China has numerous laws and regulations that aim to control pollution at sea, from shipping, town and city discharge, and development in areas such as oil and gas. The Ninth Five Year Plan (1996-2000) and the national Long-Term Programme to 2010 include marine environmental protection. The State Oceanic Administration is drafting a new law to unify regulation of the seas. China has limited fishing seasons – 1995 regulations banned fishing in July and August. This was extended to three months last year, and the area affected expanded north of 35 degrees. Restrictions have been extended south of 26 degrees, as well. Mesh regulations and other measures are also in place to protect fish stocks after serious decline between the mid-1970s and mid-1990s. Monitoring and supervisory services are in place, with the State Oceanographic Administration undertaking its largest study on the seas since 1949, beginning in 1997.
Problems for the environment
Nevertheless, offshore waters are subject to a number of threats: red tides have become common, and nitrogen and phosphate levels remain high in coastal waters and bay or estuary areas like the Pearl and the Yangtze, near major cities. The State Environmental Protection Administration has plans to clean the Bohai Sea over the next three decades, in response to fears of mounting pollution caused by waste water discharge (2.8bn tonnes a year) and other pollutants (700,000 tonnes a year, or half the national coastal discharge). Red tides reached record levels in the Bohai area in 1998. Cultivation and breeding bring their own particular problems, including poor quality strains and a susceptibility to disease.

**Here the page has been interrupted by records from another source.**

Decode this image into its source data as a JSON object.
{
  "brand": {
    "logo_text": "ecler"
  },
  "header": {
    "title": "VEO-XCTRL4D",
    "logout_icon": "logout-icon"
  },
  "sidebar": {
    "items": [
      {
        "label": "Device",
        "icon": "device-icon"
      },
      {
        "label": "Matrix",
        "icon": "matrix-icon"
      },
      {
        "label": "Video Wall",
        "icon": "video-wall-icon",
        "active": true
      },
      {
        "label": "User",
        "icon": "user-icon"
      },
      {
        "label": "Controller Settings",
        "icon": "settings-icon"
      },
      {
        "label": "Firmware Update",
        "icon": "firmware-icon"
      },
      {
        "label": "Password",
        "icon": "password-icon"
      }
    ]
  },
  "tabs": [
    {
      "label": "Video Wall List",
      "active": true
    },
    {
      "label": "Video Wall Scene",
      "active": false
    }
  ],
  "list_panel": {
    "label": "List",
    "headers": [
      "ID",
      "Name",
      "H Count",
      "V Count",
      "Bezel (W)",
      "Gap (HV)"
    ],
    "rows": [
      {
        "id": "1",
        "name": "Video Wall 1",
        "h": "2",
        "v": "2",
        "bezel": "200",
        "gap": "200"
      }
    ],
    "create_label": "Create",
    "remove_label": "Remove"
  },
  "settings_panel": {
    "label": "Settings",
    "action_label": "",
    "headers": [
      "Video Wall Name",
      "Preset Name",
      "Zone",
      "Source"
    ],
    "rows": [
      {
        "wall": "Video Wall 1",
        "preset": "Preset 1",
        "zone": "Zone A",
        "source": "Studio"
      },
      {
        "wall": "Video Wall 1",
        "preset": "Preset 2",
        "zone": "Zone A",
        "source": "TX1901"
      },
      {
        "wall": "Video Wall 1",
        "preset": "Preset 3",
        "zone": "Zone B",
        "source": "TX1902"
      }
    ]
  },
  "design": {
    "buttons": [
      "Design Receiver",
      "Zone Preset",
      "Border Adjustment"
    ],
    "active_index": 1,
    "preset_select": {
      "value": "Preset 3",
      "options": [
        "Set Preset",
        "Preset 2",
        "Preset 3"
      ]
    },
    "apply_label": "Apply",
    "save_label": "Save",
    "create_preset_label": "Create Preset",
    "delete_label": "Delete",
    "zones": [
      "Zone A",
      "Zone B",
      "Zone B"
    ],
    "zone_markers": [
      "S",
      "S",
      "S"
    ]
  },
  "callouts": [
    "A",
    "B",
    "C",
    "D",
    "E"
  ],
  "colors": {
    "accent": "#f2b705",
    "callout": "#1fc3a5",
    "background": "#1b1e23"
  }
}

In common with most countries, government will balance domestic demands against the costs to the environment, and the suspicion that development has come first will be dispelled with difficulty. China's situation is complicated by the internal politics of development, and the tendency for provinces to put their own interests ahead of the central government's understanding of national and regional interests. Whatever balance is reached, China is set to forge ahead to harness productivity at sea.